It depends on your personal situation. Can you manage a traditional credit card or are things a bit shaky for you at the moment? When your situation stands on rocky, uneven ground, it’s the best time for you to invest in a secured credit card.
Not everyone out there has the best credit. We all would like to be the exemplary definition of “credit owner” but unfortunately that’s not the case. If your credit should fall heavily in the negative category (or you’d be embarrassed to show your score even to your own mother) then you will want to consider the world that is the secured credit card.
The best facet of these cards is their ability to help you restore your credit back into something of good shape. With a secured credit card, you put down the amount you will max out with your card. Say you want to put $250 on your credit card now that is totally under your control. That money is already in there.
And if you close the account in good standing, you will get the money you put aside ($250, allegedly) back. Sort of like a security deposit on an apartment. Yeah, if you have bad credit, of course you can go ahead and get the same credit card your peers carry around. If you go down that unstable road, you will face a lot of obstacles in your path.
Secured credit cards carry their own burden, though, like any other tool we use for our finances. How so?
You will have to guarantee your card issuer a deposit of at least $200. So if you can’t round up that chunk of change, you are out of luck. Annual fees, too, can range up to somewhere around $50.
So, the short answer to a long question is if you are trying to rebuild your credit into an outstanding perspective, secured credit cards could be your best friend!

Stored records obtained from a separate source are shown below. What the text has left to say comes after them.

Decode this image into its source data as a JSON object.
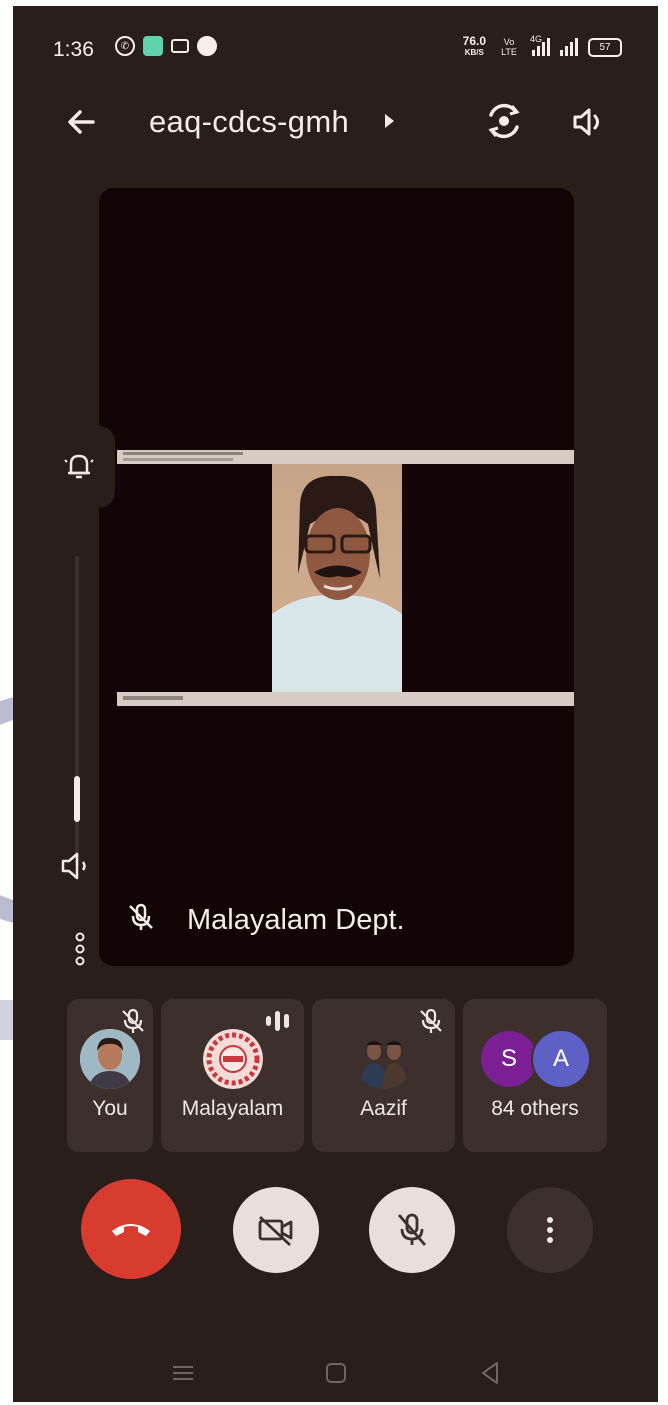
{
  "status_bar": {
    "time": "1:36",
    "net_speed_value": "76.0",
    "net_speed_unit": "KB/S",
    "volte_label": "Vo LTE",
    "network_label": "4G",
    "battery_level": "57",
    "notification_icons": [
      "whatsapp-icon",
      "app-icon",
      "video-icon",
      "jio-icon"
    ]
  },
  "header": {
    "meeting_code": "eaq-cdcs-gmh",
    "back_icon": "arrow-left-icon",
    "switch_camera_icon": "camera-switch-icon",
    "speaker_icon": "speaker-icon"
  },
  "main_tile": {
    "participant_name": "Malayalam Dept.",
    "mic_muted": true
  },
  "side_controls": {
    "volume_level": 0.15
  },
  "participants": [
    {
      "name": "You",
      "muted": true
    },
    {
      "name": "Malayalam",
      "speaking": true
    },
    {
      "name": "Aazif",
      "muted": true
    },
    {
      "name": "84 others",
      "initials": [
        "S",
        "A"
      ]
    }
  ],
  "controls": {
    "end_call": "end-call-icon",
    "camera": "camera-off-icon",
    "microphone": "mic-off-icon",
    "more": "more-vertical-icon"
  },
  "colors": {
    "background": "#2a1e1b",
    "tile": "#3d302c",
    "end_call": "#d73c2f",
    "button_light": "#e9dfda",
    "avatar_s": "#7c1f95",
    "avatar_a": "#5d61c6"
  }
}
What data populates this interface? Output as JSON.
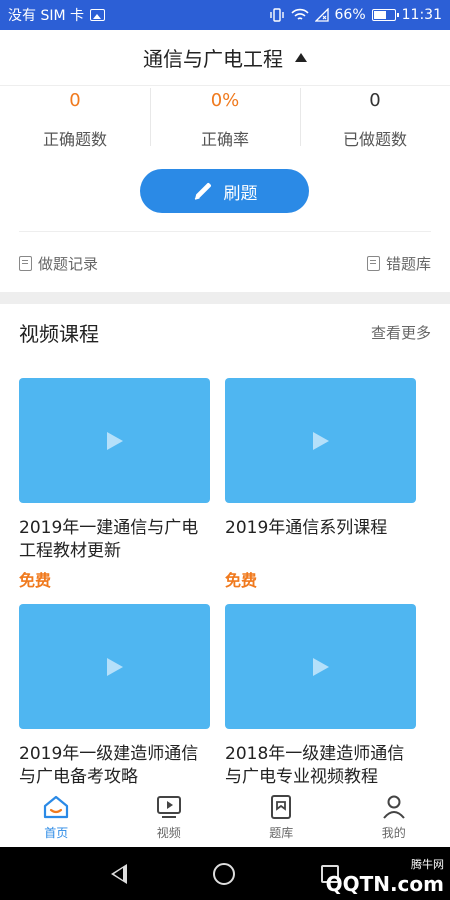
{
  "status_bar": {
    "carrier": "没有 SIM 卡",
    "battery": "66%",
    "battery_level": 0.66,
    "time": "11:31"
  },
  "header": {
    "title": "通信与广电工程"
  },
  "stats": [
    {
      "value": "0",
      "label": "正确题数",
      "color": "#f07a1e"
    },
    {
      "value": "0%",
      "label": "正确率",
      "color": "#f07a1e"
    },
    {
      "value": "0",
      "label": "已做题数",
      "color": "#333333"
    }
  ],
  "practice_button": {
    "label": "刷题"
  },
  "links": {
    "history": "做题记录",
    "wrong_bank": "错题库"
  },
  "section": {
    "title": "视频课程",
    "more": "查看更多"
  },
  "courses": [
    {
      "title": "2019年一建通信与广电工程教材更新",
      "price": "免费"
    },
    {
      "title": "2019年通信系列课程",
      "price": "免费"
    },
    {
      "title": "2019年一级建造师通信与广电备考攻略",
      "price": ""
    },
    {
      "title": "2018年一级建造师通信与广电专业视频教程",
      "price": ""
    }
  ],
  "tabs": [
    {
      "label": "首页",
      "icon": "home-icon",
      "active": true
    },
    {
      "label": "视频",
      "icon": "video-icon",
      "active": false
    },
    {
      "label": "题库",
      "icon": "question-bank-icon",
      "active": false
    },
    {
      "label": "我的",
      "icon": "profile-icon",
      "active": false
    }
  ],
  "watermark": {
    "text": "QQTN.com",
    "subtext": "腾牛网"
  },
  "colors": {
    "primary": "#2b8ae6",
    "accent": "#f07a1e",
    "thumb": "#4fb6f1",
    "status_bar": "#2c5fd6"
  }
}
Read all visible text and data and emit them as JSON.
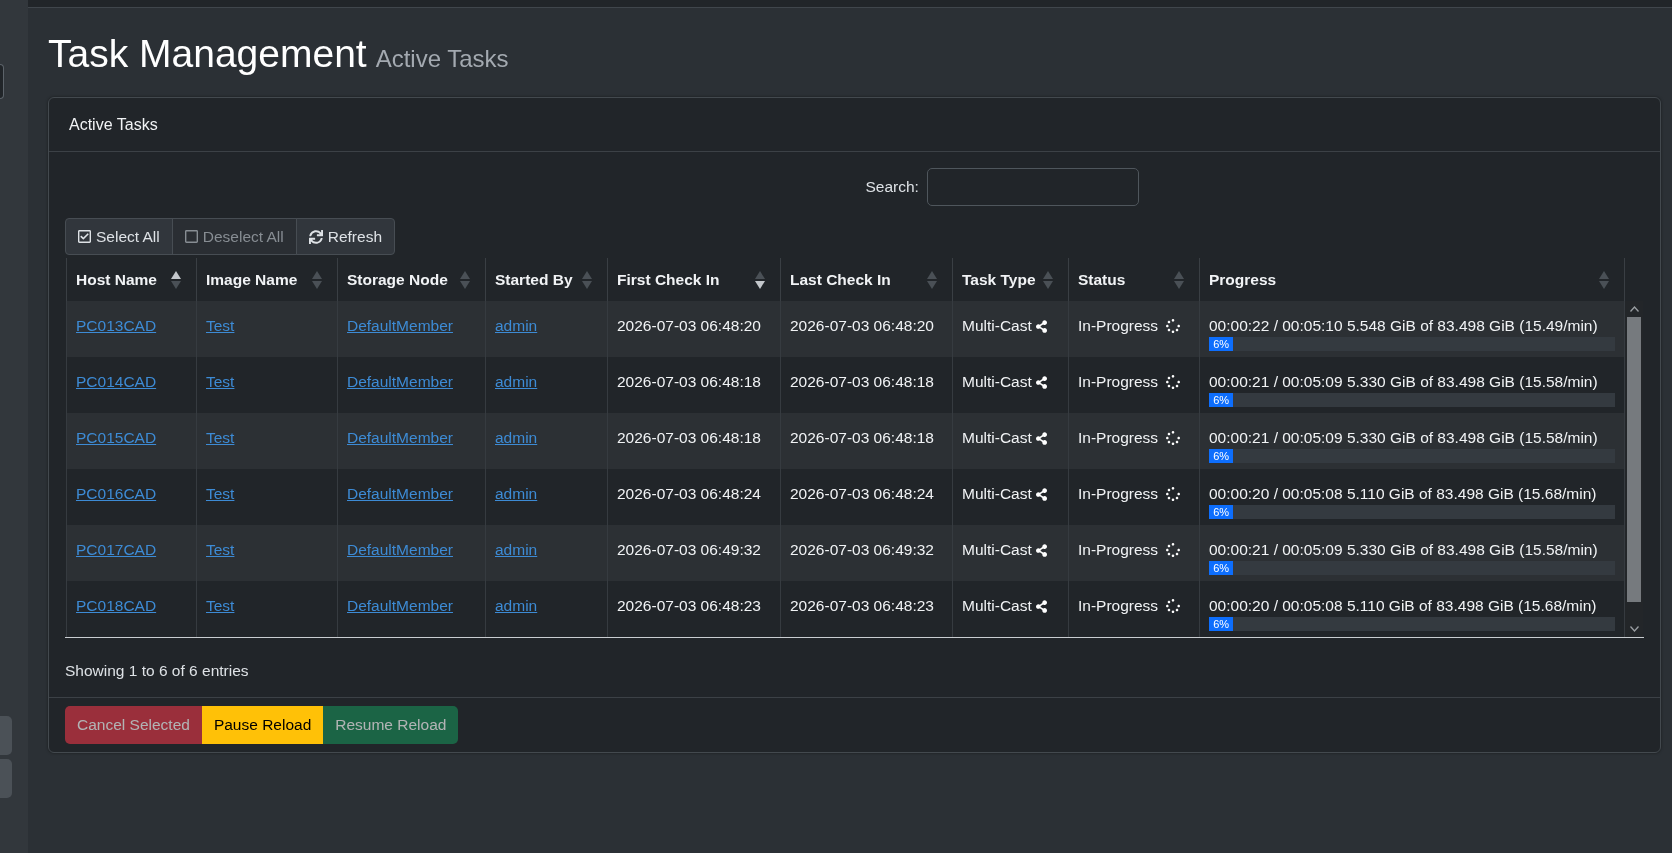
{
  "page_header": {
    "title": "Task Management",
    "subtitle": "Active Tasks"
  },
  "card": {
    "title": "Active Tasks"
  },
  "search": {
    "label": "Search:"
  },
  "toolbar": {
    "buttons": [
      {
        "kind": "select_all",
        "label": "Select All",
        "disabled": false
      },
      {
        "kind": "deselect_all",
        "label": "Deselect All",
        "disabled": true
      },
      {
        "kind": "refresh",
        "label": "Refresh",
        "disabled": false
      }
    ]
  },
  "table": {
    "columns": [
      {
        "label": "Host Name",
        "sorted_asc": true,
        "sorted_desc": false
      },
      {
        "label": "Image Name",
        "sorted_asc": false,
        "sorted_desc": false
      },
      {
        "label": "Storage Node",
        "sorted_asc": false,
        "sorted_desc": false
      },
      {
        "label": "Started By",
        "sorted_asc": false,
        "sorted_desc": false
      },
      {
        "label": "First Check In",
        "sorted_asc": false,
        "sorted_desc": true
      },
      {
        "label": "Last Check In",
        "sorted_asc": false,
        "sorted_desc": false
      },
      {
        "label": "Task Type",
        "sorted_asc": false,
        "sorted_desc": false
      },
      {
        "label": "Status",
        "sorted_asc": false,
        "sorted_desc": false
      },
      {
        "label": "Progress",
        "sorted_asc": false,
        "sorted_desc": false
      }
    ],
    "rows": [
      {
        "host_name": "PC013CAD",
        "image_name": "Test",
        "storage_node": "DefaultMember",
        "started_by": "admin",
        "first_check_in": "2026-07-03 06:48:20",
        "last_check_in": "2026-07-03 06:48:20",
        "task_type": "Multi-Cast",
        "status": "In-Progress",
        "progress_text": "00:00:22 / 00:05:10 5.548 GiB of 83.498 GiB (15.49/min)",
        "progress_label": "6%",
        "level": 0.06
      },
      {
        "host_name": "PC014CAD",
        "image_name": "Test",
        "storage_node": "DefaultMember",
        "started_by": "admin",
        "first_check_in": "2026-07-03 06:48:18",
        "last_check_in": "2026-07-03 06:48:18",
        "task_type": "Multi-Cast",
        "status": "In-Progress",
        "progress_text": "00:00:21 / 00:05:09 5.330 GiB of 83.498 GiB (15.58/min)",
        "progress_label": "6%",
        "level": 0.06
      },
      {
        "host_name": "PC015CAD",
        "image_name": "Test",
        "storage_node": "DefaultMember",
        "started_by": "admin",
        "first_check_in": "2026-07-03 06:48:18",
        "last_check_in": "2026-07-03 06:48:18",
        "task_type": "Multi-Cast",
        "status": "In-Progress",
        "progress_text": "00:00:21 / 00:05:09 5.330 GiB of 83.498 GiB (15.58/min)",
        "progress_label": "6%",
        "level": 0.06
      },
      {
        "host_name": "PC016CAD",
        "image_name": "Test",
        "storage_node": "DefaultMember",
        "started_by": "admin",
        "first_check_in": "2026-07-03 06:48:24",
        "last_check_in": "2026-07-03 06:48:24",
        "task_type": "Multi-Cast",
        "status": "In-Progress",
        "progress_text": "00:00:20 / 00:05:08 5.110 GiB of 83.498 GiB (15.68/min)",
        "progress_label": "6%",
        "level": 0.06
      },
      {
        "host_name": "PC017CAD",
        "image_name": "Test",
        "storage_node": "DefaultMember",
        "started_by": "admin",
        "first_check_in": "2026-07-03 06:49:32",
        "last_check_in": "2026-07-03 06:49:32",
        "task_type": "Multi-Cast",
        "status": "In-Progress",
        "progress_text": "00:00:21 / 00:05:09 5.330 GiB of 83.498 GiB (15.58/min)",
        "progress_label": "6%",
        "level": 0.06
      },
      {
        "host_name": "PC018CAD",
        "image_name": "Test",
        "storage_node": "DefaultMember",
        "started_by": "admin",
        "first_check_in": "2026-07-03 06:48:23",
        "last_check_in": "2026-07-03 06:48:23",
        "task_type": "Multi-Cast",
        "status": "In-Progress",
        "progress_text": "00:00:20 / 00:05:08 5.110 GiB of 83.498 GiB (15.68/min)",
        "progress_label": "6%",
        "level": 0.06
      }
    ]
  },
  "table_info": "Showing 1 to 6 of 6 entries",
  "footer_buttons": [
    {
      "kind": "danger",
      "label": "Cancel Selected",
      "disabled": true
    },
    {
      "kind": "warning",
      "label": "Pause Reload",
      "disabled": false
    },
    {
      "kind": "success",
      "label": "Resume Reload",
      "disabled": true
    }
  ]
}
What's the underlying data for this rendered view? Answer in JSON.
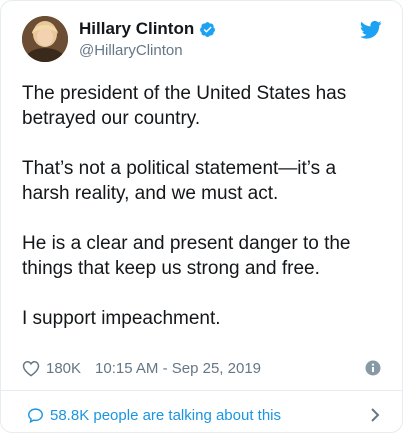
{
  "author": {
    "name": "Hillary Clinton",
    "handle": "@HillaryClinton",
    "verified_icon": "verified-badge-icon",
    "platform_icon": "twitter-bird-icon"
  },
  "tweet": {
    "paragraphs": [
      "The president of the United States has betrayed our country.",
      "That’s not a political statement—it’s a harsh reality, and we must act.",
      "He is a clear and present danger to the things that keep us strong and free.",
      "I support impeachment."
    ]
  },
  "meta": {
    "likes": "180K",
    "timestamp": "10:15 AM - Sep 25, 2019",
    "like_icon": "heart-icon",
    "info_icon": "info-icon"
  },
  "footer": {
    "text": "58.8K people are talking about this",
    "icon": "comment-bubble-icon",
    "chevron": "chevron-right-icon"
  },
  "colors": {
    "accent": "#1da1f2",
    "link": "#1b95e0",
    "muted": "#657786",
    "text": "#14171a"
  }
}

Use the secured credit card up for two years before making your leap back into the world of unsecured credit cards, and by then (guaranteed you have practiced responsible card ownership) you should be able to get your hands on a nice one.
If you apply for a credit card just once per year (sometimes inquiries can do this) your score will be unscathed, so rest assured, on that note.
Otherwise, if you are in good credit standing, go ahead and keep with unsecured credit cards, unless you really want a secured alternative.